Mainly, though, the walk is cinematic, and I’m always hyper-aware of the fact that I will one day look back on the way Manhattan looks at night, from the north-side of the Heckscher Ballfields, with a kind of wistful nostalgia. Something about the intervals of street lamps and shadows casts a film noir glow over Central Park, though the mood is far from the pessimism and menace those movies typically conjure. Instead, the skyscrapers along Columbus Circle and Central Park West stretch from the park treetops in a way that telegraphs avuncular calm rather than looming intimidation, their presence correct, decorous, demure in some way, their faces a purple-gray dotted irregularly with squares of gleaming yellow — the windows of fellow New Yorkers brushing their teeth, or searing their steaks in their small galley kitchens, or huddling by a laptop to send off a final email.
New York feels personal and startlingly knowable on these nights, so different from the days, during which I tend to feel anonymous, and during which corners of Broadway and Columbus and Amsterdam can feel shockingly different than they did just an hour or two prior, owing to the alchemy of lighting, of the presence or absence of street vendors, of the unanticipated erection or removal of scaffolding, of the flow of crowds.
I first recognized I could belong to New York during a late-night walk with Tilly at my side, first saw myself as a New Yorker strolling through the intermittent shadows lining one of its pleasantly broad and well-kept pathways at 10:33 or 11:01 or 9:27 p.m. — in short, I first fell in love with New York at night.
I am grateful for many things in my life right now, and I thought I might share some of the smaller moments for which I am grateful here from time to time. Today, I am grateful for New York by night.
What are you grateful for today?
+Though I hate the way they’ve styled it in the photo, this gives me major Charlotte York vibes.

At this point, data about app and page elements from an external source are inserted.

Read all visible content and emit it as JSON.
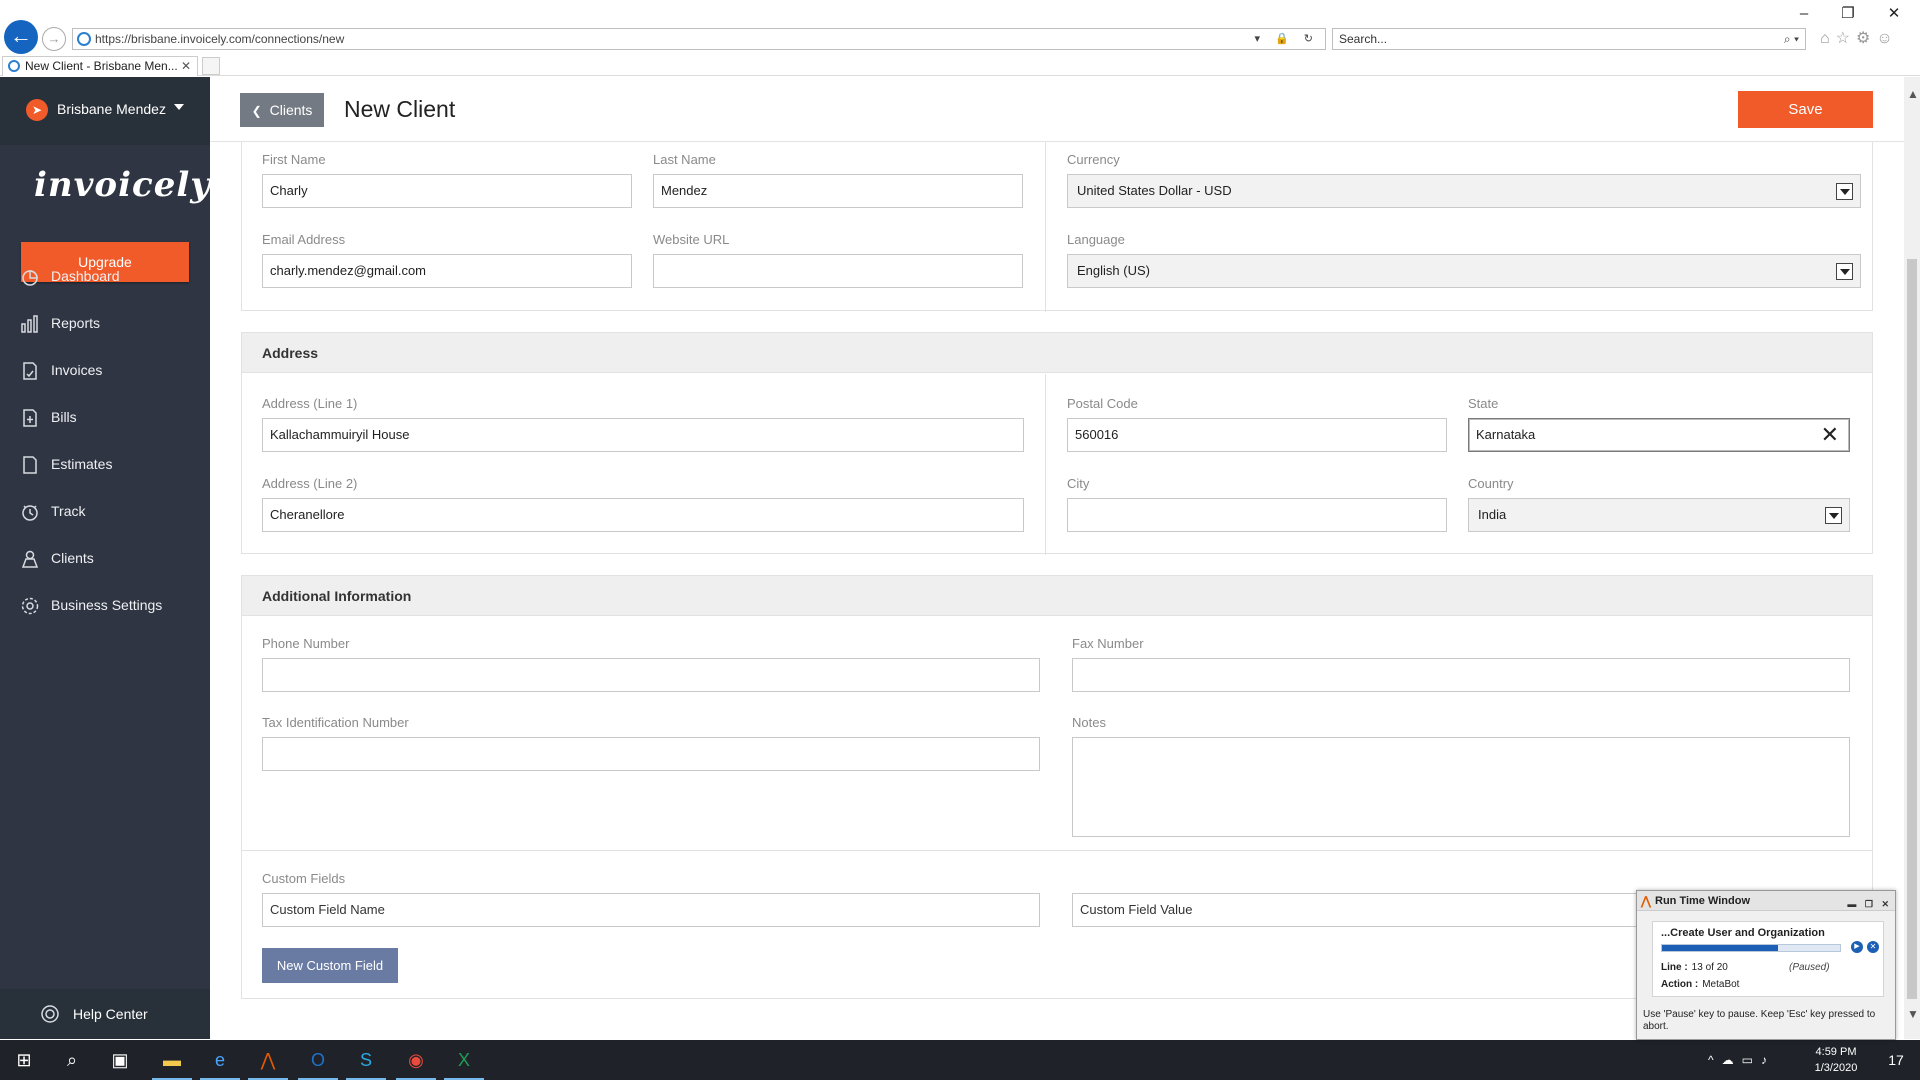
{
  "browser": {
    "url": "https://brisbane.invoicely.com/connections/new",
    "search_placeholder": "Search...",
    "tab_title": "New Client - Brisbane Men...",
    "window_controls": [
      "–",
      "❐",
      "✕"
    ]
  },
  "sidebar": {
    "user_name": "Brisbane Mendez",
    "logo": "invoicely",
    "upgrade": "Upgrade",
    "items": [
      {
        "label": "Dashboard",
        "icon": "dashboard-icon"
      },
      {
        "label": "Reports",
        "icon": "reports-icon"
      },
      {
        "label": "Invoices",
        "icon": "invoices-icon"
      },
      {
        "label": "Bills",
        "icon": "bills-icon"
      },
      {
        "label": "Estimates",
        "icon": "estimates-icon"
      },
      {
        "label": "Track",
        "icon": "track-icon"
      },
      {
        "label": "Clients",
        "icon": "clients-icon"
      },
      {
        "label": "Business Settings",
        "icon": "settings-icon"
      }
    ],
    "help": "Help Center"
  },
  "header": {
    "back_label": "Clients",
    "title": "New Client",
    "save": "Save"
  },
  "contact": {
    "first_name_label": "First Name",
    "first_name": "Charly",
    "last_name_label": "Last Name",
    "last_name": "Mendez",
    "email_label": "Email Address",
    "email": "charly.mendez@gmail.com",
    "website_label": "Website URL",
    "website": "",
    "currency_label": "Currency",
    "currency": "United States Dollar - USD",
    "language_label": "Language",
    "language": "English (US)"
  },
  "address": {
    "heading": "Address",
    "line1_label": "Address (Line 1)",
    "line1": "Kallachammuiryil House",
    "line2_label": "Address (Line 2)",
    "line2": "Cheranellore",
    "postal_label": "Postal Code",
    "postal": "560016",
    "state_label": "State",
    "state": "Karnataka",
    "city_label": "City",
    "city": "",
    "country_label": "Country",
    "country": "India"
  },
  "additional": {
    "heading": "Additional Information",
    "phone_label": "Phone Number",
    "fax_label": "Fax Number",
    "tax_label": "Tax Identification Number",
    "notes_label": "Notes",
    "custom_label": "Custom Fields",
    "custom_name_placeholder": "Custom Field Name",
    "custom_value_placeholder": "Custom Field Value",
    "new_custom": "New Custom Field"
  },
  "runtime": {
    "title": "Run Time Window",
    "task": "...Create User and Organization",
    "progress": 0.65,
    "line_label": "Line :",
    "line_value": "13 of 20",
    "status": "(Paused)",
    "action_label": "Action :",
    "action_value": "MetaBot",
    "hint": "Use 'Pause' key to pause. Keep 'Esc' key pressed to abort."
  },
  "taskbar": {
    "time": "4:59 PM",
    "date": "1/3/2020",
    "notifications": "17"
  },
  "colors": {
    "accent": "#f15b2a",
    "sidebar": "#2f3542",
    "secondary_button": "#6a7ba3"
  }
}
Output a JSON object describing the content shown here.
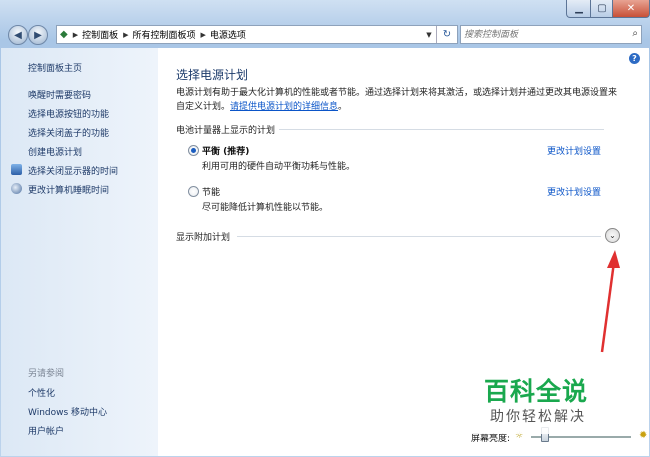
{
  "address": {
    "segments": [
      "控制面板",
      "所有控制面板项",
      "电源选项"
    ]
  },
  "search": {
    "placeholder": "搜索控制面板"
  },
  "sidebar": {
    "items": [
      {
        "label": "控制面板主页"
      },
      {
        "label": "唤醒时需要密码"
      },
      {
        "label": "选择电源按钮的功能"
      },
      {
        "label": "选择关闭盖子的功能"
      },
      {
        "label": "创建电源计划"
      },
      {
        "label": "选择关闭显示器的时间"
      },
      {
        "label": "更改计算机睡眠时间"
      }
    ],
    "see_also": "另请参阅",
    "see_also_items": [
      {
        "label": "个性化"
      },
      {
        "label": "Windows 移动中心"
      },
      {
        "label": "用户帐户"
      }
    ]
  },
  "main": {
    "title": "选择电源计划",
    "desc_1": "电源计划有助于最大化计算机的性能或者节能。通过选择计划来将其激活，或选择计划并通过更改其电源设置来自定义计划。",
    "desc_link": "请提供电源计划的详细信息",
    "group_header": "电池计量器上显示的计划",
    "plans": [
      {
        "name": "平衡 (推荐)",
        "desc": "利用可用的硬件自动平衡功耗与性能。",
        "link": "更改计划设置",
        "selected": true
      },
      {
        "name": "节能",
        "desc": "尽可能降低计算机性能以节能。",
        "link": "更改计划设置",
        "selected": false
      }
    ],
    "additional": "显示附加计划"
  },
  "bottom": {
    "brightness_label": "屏幕亮度:",
    "brightness_level": 0.13
  },
  "watermark": {
    "title": "百科全说",
    "subtitle": "助你轻松解决"
  },
  "colors": {
    "accent": "#0b55c8",
    "arrow": "#e03030",
    "watermark_green": "#1aa84e"
  }
}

Imagine it with big floral earrings (I own these and would wear them with it in a second) or pearls and some pretty sandals? (P.S. Ever since I mentioned aspiring to look like an approachable version of Charlotte York, I’ve been on an SATC bend. Ahem.)
+This is just darling. (And on sale.)

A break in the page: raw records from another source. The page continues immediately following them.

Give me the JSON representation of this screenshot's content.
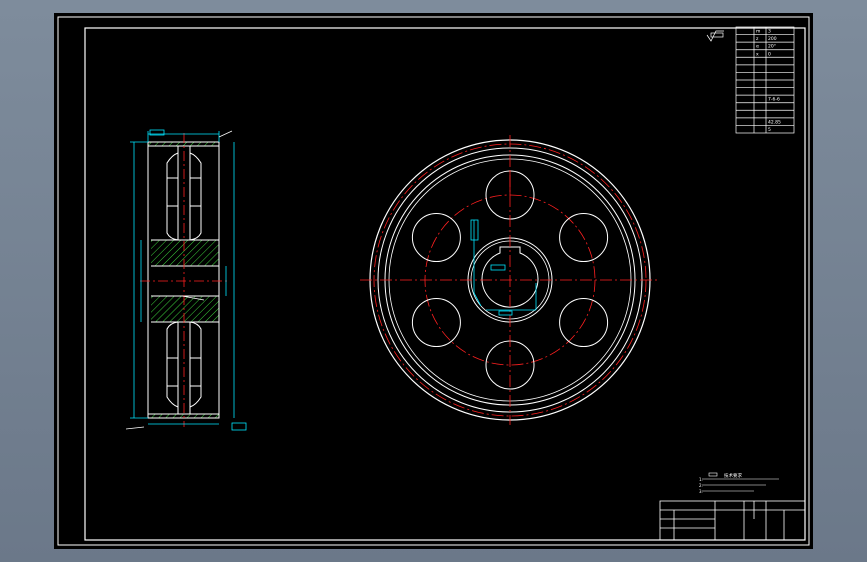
{
  "colors": {
    "background": "#000000",
    "outline": "#ffffff",
    "centerline": "#ff2020",
    "dimension": "#00e5ff",
    "hatch": "#3cd23c",
    "surround": "#75838f"
  },
  "param_table": {
    "rows": [
      [
        "",
        "m",
        "3"
      ],
      [
        "",
        "z",
        "200"
      ],
      [
        "",
        "α",
        "20°"
      ],
      [
        "",
        "x",
        "0"
      ],
      [
        "",
        "",
        ""
      ],
      [
        "",
        "",
        ""
      ],
      [
        "",
        "",
        ""
      ],
      [
        "",
        "",
        ""
      ],
      [
        "",
        "",
        ""
      ],
      [
        "",
        "",
        "7-6-6"
      ],
      [
        "",
        "",
        ""
      ],
      [
        "",
        "",
        ""
      ],
      [
        "",
        "",
        "42.85"
      ],
      [
        "",
        "",
        "5"
      ]
    ]
  },
  "notes": {
    "title": "技术要求",
    "lines": [
      "1.",
      "2.",
      "3."
    ]
  },
  "title_block": {
    "cells": [
      "",
      "",
      "",
      "",
      ""
    ]
  }
}
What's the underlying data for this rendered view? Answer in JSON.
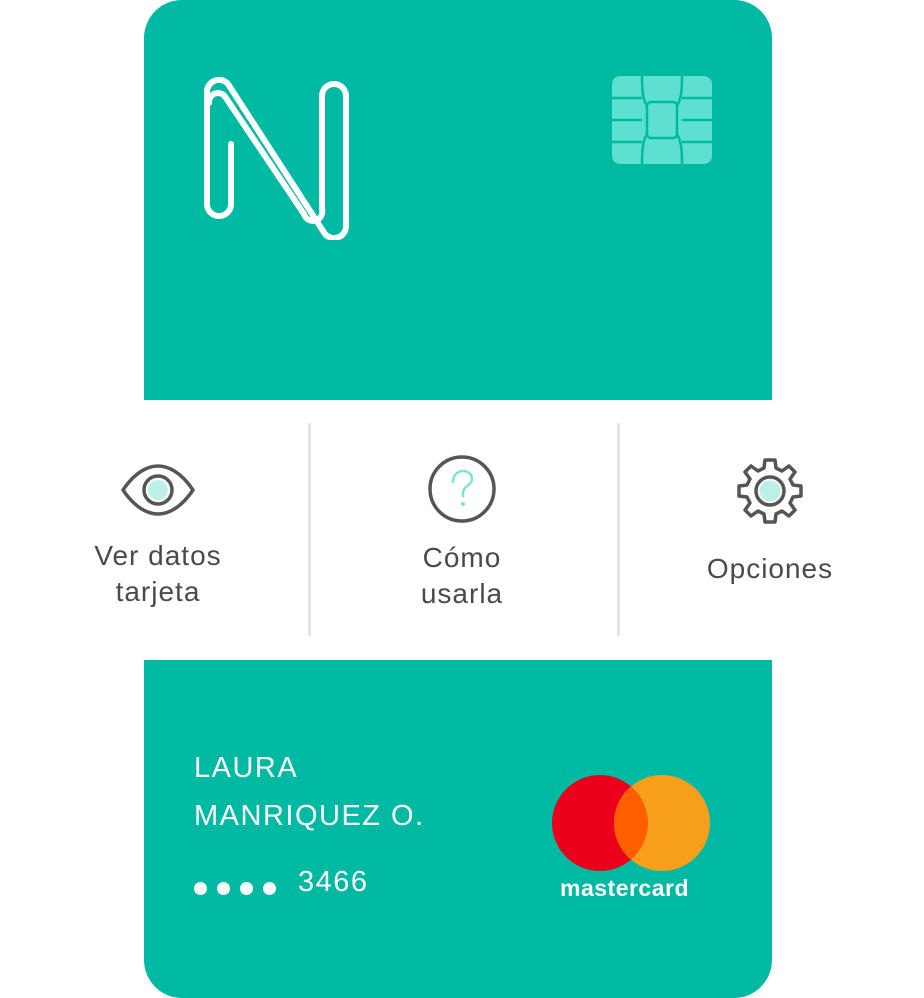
{
  "card": {
    "brand_logo": "n-logo",
    "chip_icon": "chip-icon",
    "colors": {
      "card": "#00b9a3",
      "chip": "#5de0cf",
      "accent_icon": "#7de3d6",
      "icon_stroke": "#555555",
      "text_muted": "#4a4a4a"
    },
    "holder_first": "LAURA",
    "holder_last": "MANRIQUEZ O.",
    "masked_number": "3466",
    "network": "mastercard",
    "network_colors": {
      "red": "#eb001b",
      "orange": "#f79e1b",
      "overlap": "#ff5f00"
    }
  },
  "actions": [
    {
      "icon": "eye-icon",
      "line1": "Ver datos",
      "line2": "tarjeta"
    },
    {
      "icon": "question-circle-icon",
      "line1": "Cómo",
      "line2": "usarla"
    },
    {
      "icon": "gear-icon",
      "line1": "Opciones",
      "line2": ""
    }
  ]
}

+This would be such an elegant way to serve appetizers. I was about to write “to serve canapes,” but when have I ever made a canape? I don’t even know what a canape is — I just know that, according to my limited perception, everyone ate them in the late 90s and early 00s. On second thought, they tray would be perfect for heaps of oven fries or maybe a mound of grilled asparagus.
+I don’t know why I thought this was so funny, and, improbably enough, pondered buying it for my mom, who is the least likely of any human walking this planet to end up in hell, but I thought of her because she has a needlepoint pillow that reads: “If you can’t say something nice…come sit next to me.” It’s a ridiculous slogan for her to have in her house because she might be the least petty-minded, gossip-inclined woman I know, but it makes her laugh and it makes me laugh, too. Maybe I’ll buy it for my bestie instead, because we used to have a joke about going to hell in a handbasket together. (She also recently used this phrase, which I promptly filched: “are you reading the book, or did you drop it like a bad habit?”)

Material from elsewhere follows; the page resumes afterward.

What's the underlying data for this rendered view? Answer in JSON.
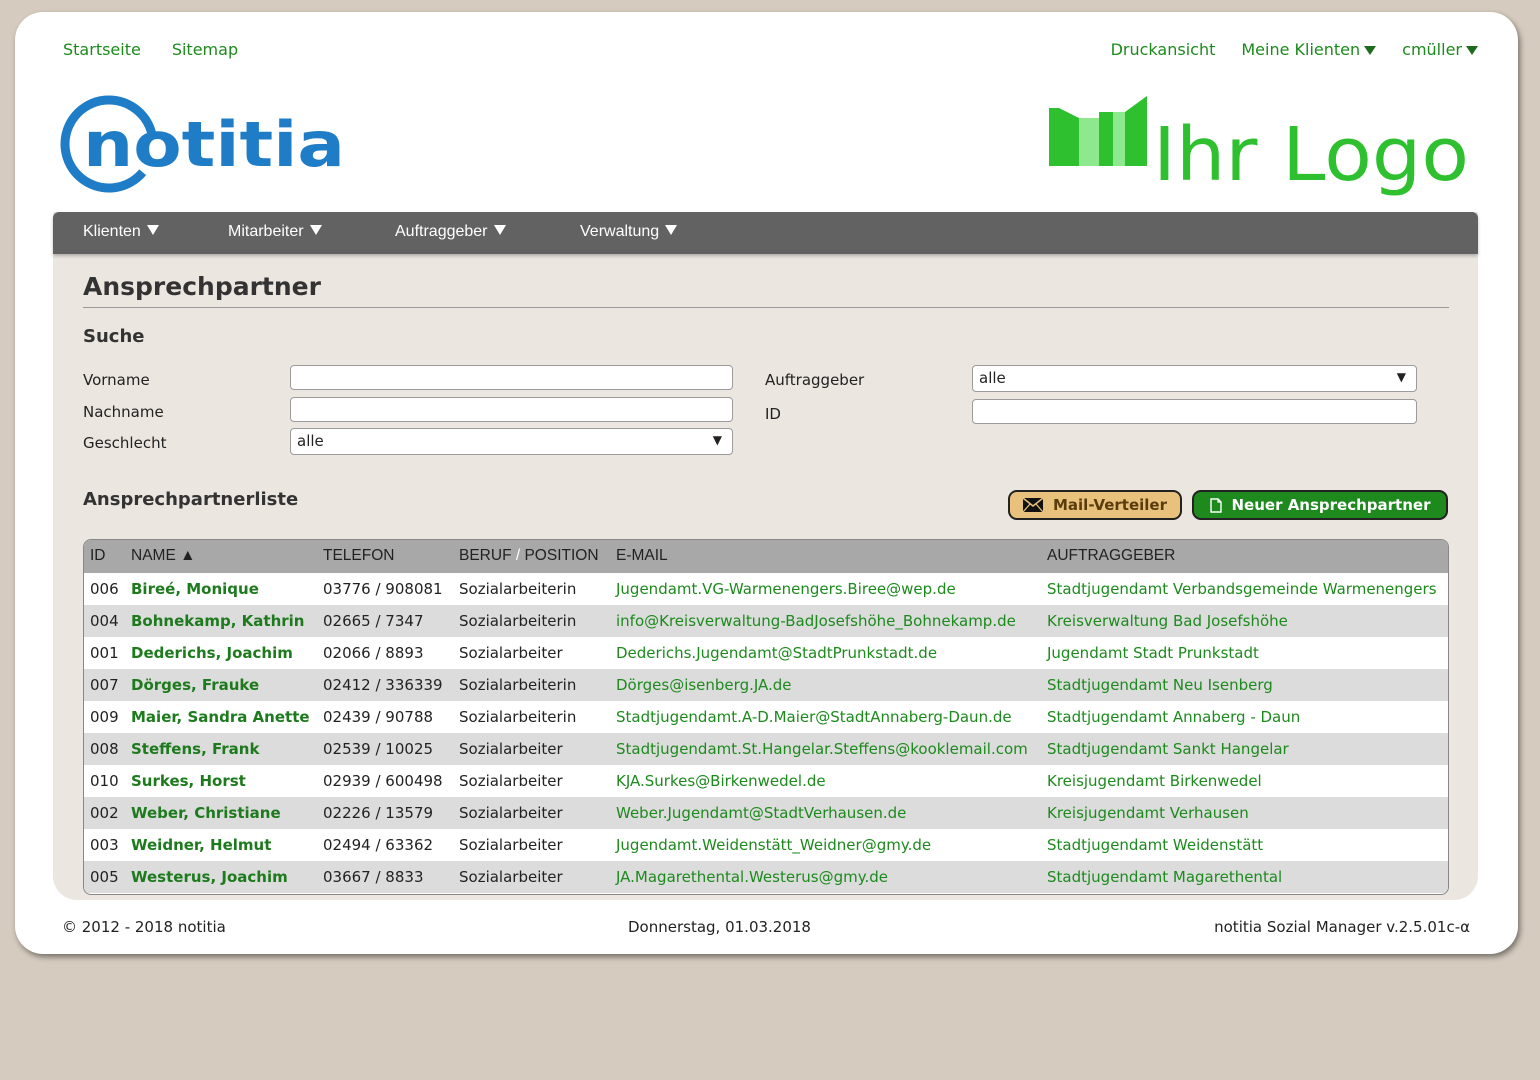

+PSA for all parents: this was a sleeper hit of a toy, and more than worth the five dollars spent on it. At first, I wasn’t sure mini “got” it, but she certainly does now, and sometimes I’ll just take one page with a few stickers on it and it keeps her preoccupied for ten or fifteen minutes at a restaurant. A good idea for travel, too. Highly recommend.
+These little mats are a clever idea for cordoning off a little play area for a not-yet-mobile babe. I used a quilt for mini, but I like that these hold their shape!
+I indulgently ordered these for Tilly…